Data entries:
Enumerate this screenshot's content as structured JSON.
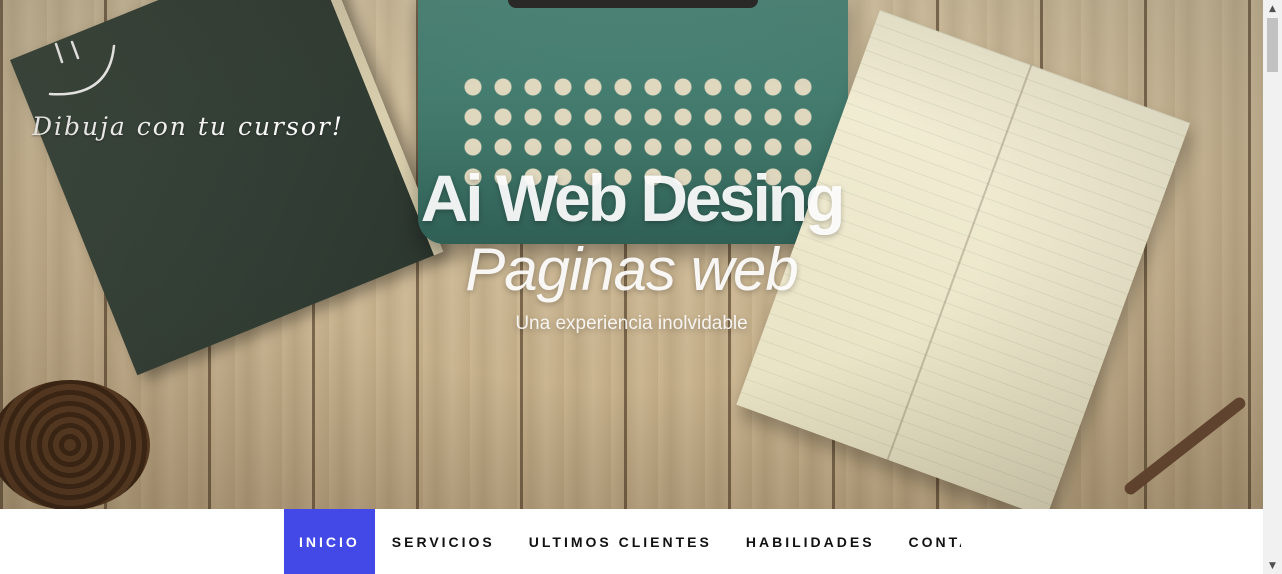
{
  "hero": {
    "draw_hint": "Dibuja con tu cursor!",
    "title": "Ai Web Desing",
    "subtitle": "Paginas web",
    "tagline": "Una experiencia inolvidable"
  },
  "nav": {
    "items": [
      {
        "label": "INICIO",
        "active": true
      },
      {
        "label": "SERVICIOS",
        "active": false
      },
      {
        "label": "ULTIMOS CLIENTES",
        "active": false
      },
      {
        "label": "HABILIDADES",
        "active": false
      },
      {
        "label": "CONTACTO",
        "active": false
      }
    ]
  },
  "colors": {
    "accent": "#4349e6",
    "nav_text": "#111111",
    "hero_text": "#ffffff"
  },
  "icons": {
    "smile_doodle": "smile-doodle-icon",
    "scroll_up": "triangle-up",
    "scroll_down": "triangle-down"
  }
}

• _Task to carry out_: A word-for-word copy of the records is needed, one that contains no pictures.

• _Task response_:
Enumerate this screenshot's content as structured JSON.
{
  "hero": {
    "draw_hint": "Dibuja con tu cursor!",
    "title": "Ai Web Desing",
    "subtitle": "Paginas web",
    "tagline": "Una experiencia inolvidable"
  },
  "nav": {
    "items": [
      {
        "label": "INICIO",
        "active": true
      },
      {
        "label": "SERVICIOS",
        "active": false
      },
      {
        "label": "ULTIMOS CLIENTES",
        "active": false
      },
      {
        "label": "HABILIDADES",
        "active": false
      },
      {
        "label": "CONTACTO",
        "active": false
      }
    ]
  },
  "colors": {
    "accent": "#4349e6",
    "nav_text": "#111111",
    "hero_text": "#ffffff"
  },
  "icons": {
    "smile_doodle": "smile-doodle-icon",
    "scroll_up": "triangle-up",
    "scroll_down": "triangle-down"
  }
}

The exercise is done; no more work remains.